She points to a stream meandering down the hillside as it disappears into a jumble of rhodies, ferns and hostas, large and small. Some stand alone; others hide, just peeking out from under the brush. Near the bottom, the stream tucks itself under a graceful wooden bridge. She said George crafted it to resemble Claude Monet’s bridge in Giverny.
But, as Marie lectures about her remarkable garden, it becomes clear she is really telling a love story that happens to involve the garden.
A tiny woman with bright blue eyes, she admits, reluctantly, that she is in her late 80s, and can no longer spend 12 hours a day tending her plants. She is looking for a helper and apologizes that now she has to hire someone to mow the grass.
As a fine mist turns to rain, she invites visitors to enter her home, leaving behind the weathered porch overlooking the gardens, the lawn and the Damariscotta River.
Pulling off her green L.L.Bean rubber boots, she sits in a living room decorated with pictures and other treasures. And, she smiles as she relates that she met George when she was an undergrad at Fordham in New York. “We decided to get married and had to drop out and take night classes.” They were married for 64 years, had three daughters, seven grandchildren, and four great-grandchildren.
She took classes at various institutions until she was awarded a Ph.D. leading to a professorship teaching English and literature at Bergen Community College. Her eyes began to twinkle as she explained the faculty of the two-year institution liked to refer to themselves as “the Harvard of Community Colleges.” As she climbed the academic ladder, George, who died in 2016, began his long career with New Jersey Bell and, after the Bell phone system was broken up, he worked for a successor firm, Verizon.
“He could fix anything,” she said. “He started out climbing poles and retired as a managing engineer.
George loved to hunt and fish and, of course, he tied his own flies. His fly tying bench still sits in an alcove upstairs. On another wall, not far from a pair of mounted deer heads, is a bearskin.
“George shot that bear, but it got even,” she said with a grin.
“He was hunting not far from Missoula, Montana when a game warden approached him and asked him what he was seeking. He said he was just looking.”
The game warden said there was a wounded bear nearby who had been preying on young deer and asked him if he would mind destroying it. He agreed.
Walking down a hill into a valley, he spotted the bear and shot it. He tried to lift it, but it was too heavy to drag out of the woods, so he just skinned it, threw the pelt over his shoulder and walked away with his trophy. The bear didn’t tell him it had a visitor – a tick.
“George brought the skin home but started feeling bad, and I sent him to the doctor, who asked him where he had been. When he said he had been hunting in Montana, the doctor treated him for Rocky Mountain Spotted Fever. Fortunately, George recovered.”

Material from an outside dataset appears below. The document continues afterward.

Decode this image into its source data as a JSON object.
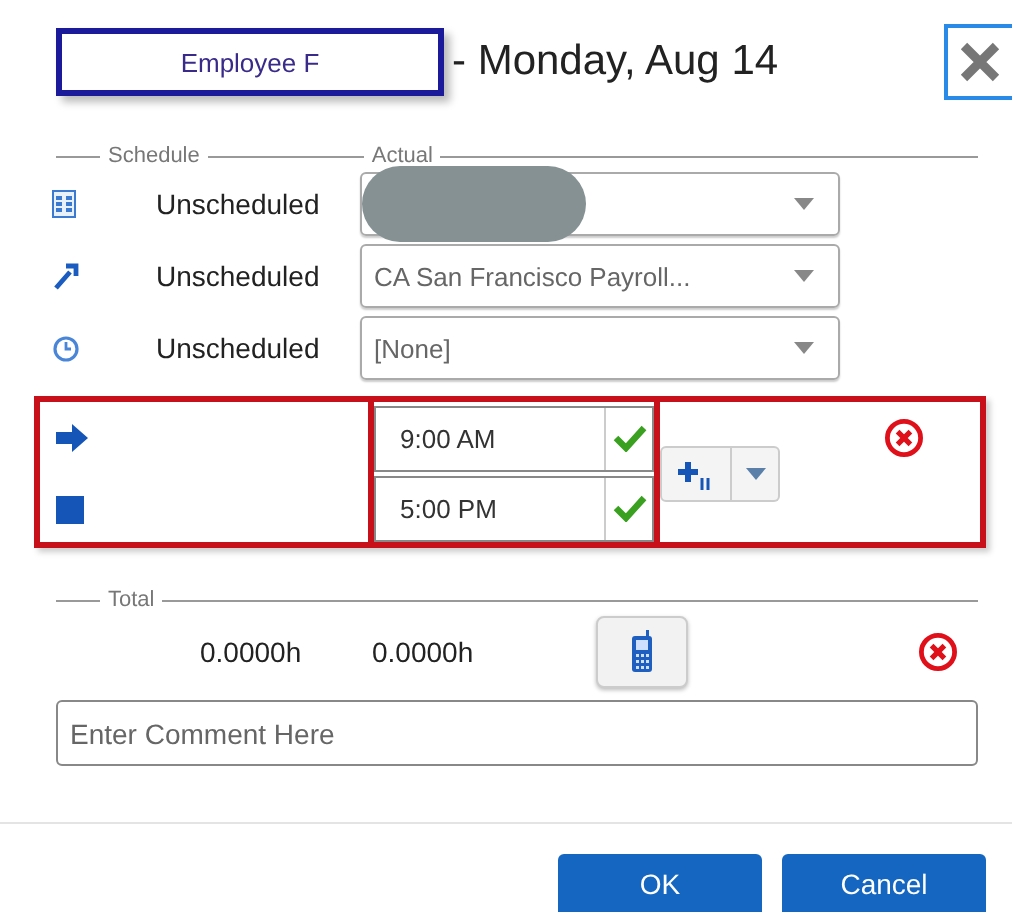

The couple retired in 1989 and moved to Maine in the summer, and Florida in the winter. They bought their present home in 1995 and began to fill the hillside with rhodies and the rest. Looking out the window, she paused for a moment. “George loved the garden. I picked out the spots, he did the digging. We never knew when to stop,” she said.
“Just look at it. It is so … It is full of flowers. You know,” she said, turning to a visitor. “ I have woods. I have water…I know I am so boring. Thanks for listening,” she said.
No, Marie. Thanks for telling us a love story.